The Academy


Medieval Period
Elizabethan Period

The Enlightenment
French Revolution and Reaction



The Enlightenment

The Enlightenment is a general term for the intellectual and cultural changes experienced in much of Europe in the C18th. Generally it was characterised by a rejection of religious authority over intellectual questions, and a dismissal of traditional and superstitious beliefs in favour of new scientific discoveries.

The Age of Enlightenment was a period of time during the Eighteenth Century. The term is used to describe the thinking of some of the great pre-French Revolution philosophers in both Europe and America. The term itself reflects one of the fundamental ideals that the writers tended to believe, and that is that they were on the frontier of a new age which had emerged from a period of ignorance (sometimes referred to as the ‘dark ages'). This new age was ‘enlightened' by an open-mindedness in the realms of science and religion and a sceptical view of conventional values and beliefs.

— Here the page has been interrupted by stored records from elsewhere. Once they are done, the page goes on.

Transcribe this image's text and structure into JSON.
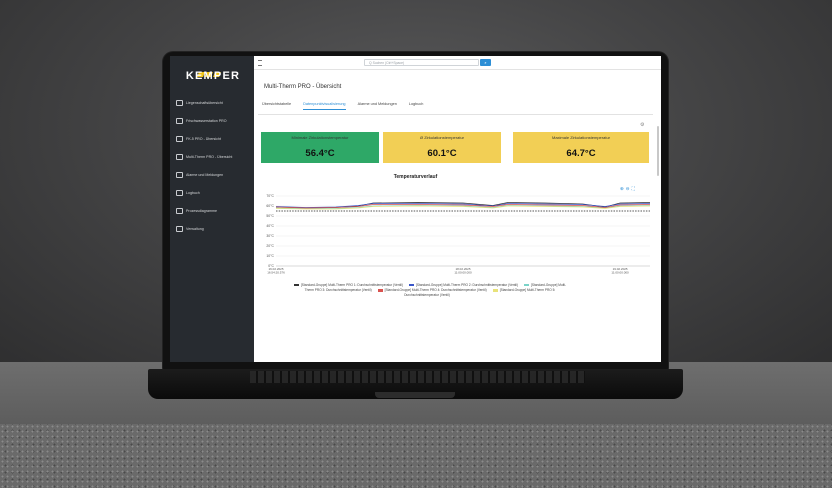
{
  "brand": {
    "name": "KEMPER",
    "accent": "#f0c419"
  },
  "sidebar": {
    "items": [
      {
        "label": "Liegenschaftsübersicht",
        "icon": "building-icon"
      },
      {
        "label": "Frischwasserstation PRO",
        "icon": "station-icon"
      },
      {
        "label": "FK-5 PRO - Übersicht",
        "icon": "device-icon"
      },
      {
        "label": "Multi-Therm PRO - Übersicht",
        "icon": "device-icon"
      },
      {
        "label": "Alarme und Meldungen",
        "icon": "alarm-icon"
      },
      {
        "label": "Logbuch",
        "icon": "logbook-icon"
      },
      {
        "label": "Prozessdiagramme",
        "icon": "diagram-icon"
      },
      {
        "label": "Verwaltung",
        "icon": "settings-icon"
      }
    ]
  },
  "topbar": {
    "search_placeholder": "Q Suchen (Ctrl+Space)",
    "search_button": "⌕"
  },
  "page": {
    "title": "Multi-Therm PRO - Übersicht"
  },
  "tabs": [
    {
      "label": "Übersichtstabelle",
      "active": false
    },
    {
      "label": "Datenpunktvisualisierung",
      "active": true
    },
    {
      "label": "Alarme und Meldungen",
      "active": false
    },
    {
      "label": "Logbuch",
      "active": false
    }
  ],
  "kpis": [
    {
      "label": "Minimale Zirkulationstemperatur",
      "value": "56.4°C",
      "color": "#2ea867"
    },
    {
      "label": "Ø Zirkulationstemperatur",
      "value": "60.1°C",
      "color": "#f2cf55"
    },
    {
      "label": "Maximale Zirkulationstemperatur",
      "value": "64.7°C",
      "color": "#f2cf55"
    }
  ],
  "chart_data": {
    "type": "line",
    "title": "Temperaturverlauf",
    "y_ticks": [
      "70°C",
      "60°C",
      "50°C",
      "40°C",
      "30°C",
      "20°C",
      "10°C",
      "0°C"
    ],
    "ylim": [
      0,
      70
    ],
    "x_ticks": [
      {
        "line1": "16.02.2025",
        "line2": "16:54:20.576"
      },
      {
        "line1": "18.02.2025",
        "line2": "11:00:00.000"
      },
      {
        "line1": "19.02.2025",
        "line2": "11:00:00.000"
      }
    ],
    "xlim": [
      0,
      100
    ],
    "series": [
      {
        "name": "[Standard-Gruppe] Multi-Therm PRO 1: Durchschnittstemperatur (Ventil)",
        "color": "#333333",
        "x": [
          0,
          8,
          16,
          22,
          26,
          38,
          50,
          58,
          62,
          72,
          82,
          88,
          92,
          100
        ],
        "values": [
          59,
          58,
          58.5,
          60,
          63,
          63.5,
          63,
          60.5,
          63.5,
          63,
          62,
          59,
          63,
          63.5
        ]
      },
      {
        "name": "[Standard-Gruppe] Multi-Therm PRO 2: Durchschnittstemperatur (Ventil)",
        "color": "#3a56c9",
        "x": [
          0,
          8,
          16,
          22,
          26,
          38,
          50,
          58,
          62,
          72,
          82,
          88,
          92,
          100
        ],
        "values": [
          59.5,
          58.5,
          59,
          60.5,
          62.5,
          62.5,
          62,
          60,
          62.5,
          62,
          61.5,
          59.5,
          62,
          62.5
        ]
      },
      {
        "name": "[Standard-Gruppe] Multi-Therm PRO 3: Durchschnittstemperatur (Ventil)",
        "color": "#7ad3c8",
        "x": [
          0,
          8,
          16,
          22,
          26,
          38,
          50,
          58,
          62,
          72,
          82,
          88,
          92,
          100
        ],
        "values": [
          58,
          57.5,
          57.5,
          58.5,
          60,
          60.5,
          60,
          58.5,
          60.5,
          60,
          59.5,
          58,
          60,
          60.5
        ]
      },
      {
        "name": "[Standard-Gruppe] Multi-Therm PRO 4: Durchschnittstemperatur (Ventil)",
        "color": "#d9534f",
        "x": [
          0,
          8,
          16,
          22,
          26,
          38,
          50,
          58,
          62,
          72,
          82,
          88,
          92,
          100
        ],
        "values": [
          59,
          58,
          58.5,
          59.5,
          61.5,
          61.5,
          61,
          59.5,
          61.5,
          61,
          60.5,
          58.5,
          61,
          61.5
        ]
      },
      {
        "name": "[Standard-Gruppe] Multi-Therm PRO 5: Durchschnittstemperatur (Ventil)",
        "color": "#e8e27a",
        "x": [
          0,
          8,
          16,
          22,
          26,
          38,
          50,
          58,
          62,
          72,
          82,
          88,
          92,
          100
        ],
        "values": [
          57.5,
          57,
          57,
          58,
          59.5,
          60,
          59.5,
          58,
          60,
          59.5,
          59,
          57.5,
          59.5,
          60
        ]
      },
      {
        "name": "",
        "color": "#555555",
        "dashed": true,
        "x": [
          0,
          100
        ],
        "values": [
          55,
          55
        ]
      }
    ]
  }
}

Some of the most important philosophers of the time include René Descartes, Baruch Spinoza, Thomas Hobbes, and John Locke. The philosophical thought that dominated during the period was a common belief in the power of human beings to reason rationally. The thinkers of the time argued that human beings were good and were able to act in a rational manner. Education was seen as an important way for human beings to better themselves and society. The pursuit of truth and knowledge was extremely important.

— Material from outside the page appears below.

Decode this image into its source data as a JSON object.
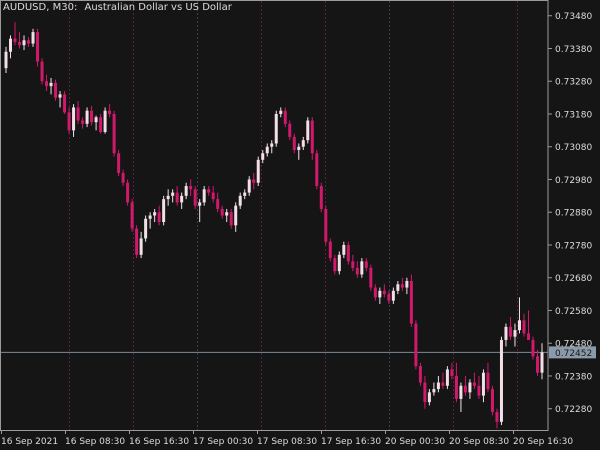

In the scientific world, Isaac Newton's discovery of the existence of gravity was profoundly important.

Many thinkers of the period developed a sceptical view of the church. During the Middle Ages the church had been the source of much teaching which led to human degradation. The church was frequently criticised for its decadent displays of wealth, its control of the political system, and its efforts to stifle free thought. One of the main characteristics of the period was a desire to question all previously unquestioned ideas, conventions, and values. Immanuel Kant, a German philosopher, summed up the era by suggesting that people should ‘dare to know'. Instead of blindly following the church's dogmatic rules and teachings, human beings were encouraged to think for themselves.

There were a number of important writings of the period which encapsulate the zeitgeist (that is, ‘the spirit of the age'). Encyclopédie (1751-1772) by Denis Deiderot outlined many of the most important ideologies of the period. Voltaire's plays and poems, as well as his essays and pamphlets were also extremely significant.

The American Revolution was seen by the European philosophers of the time as being the embodiment of their ideals. In fact, they thought that it was putting their ideologies into action. The Age of Enlightenment is generally considered to finish at the start of the French Revolution in 1789.  While the thinking from the period may have been one of the causes of the French Revolution, many of the philosophers became disgusted with how bloodthirsty it ultimately became



Simon and Delyse Ryan ACU National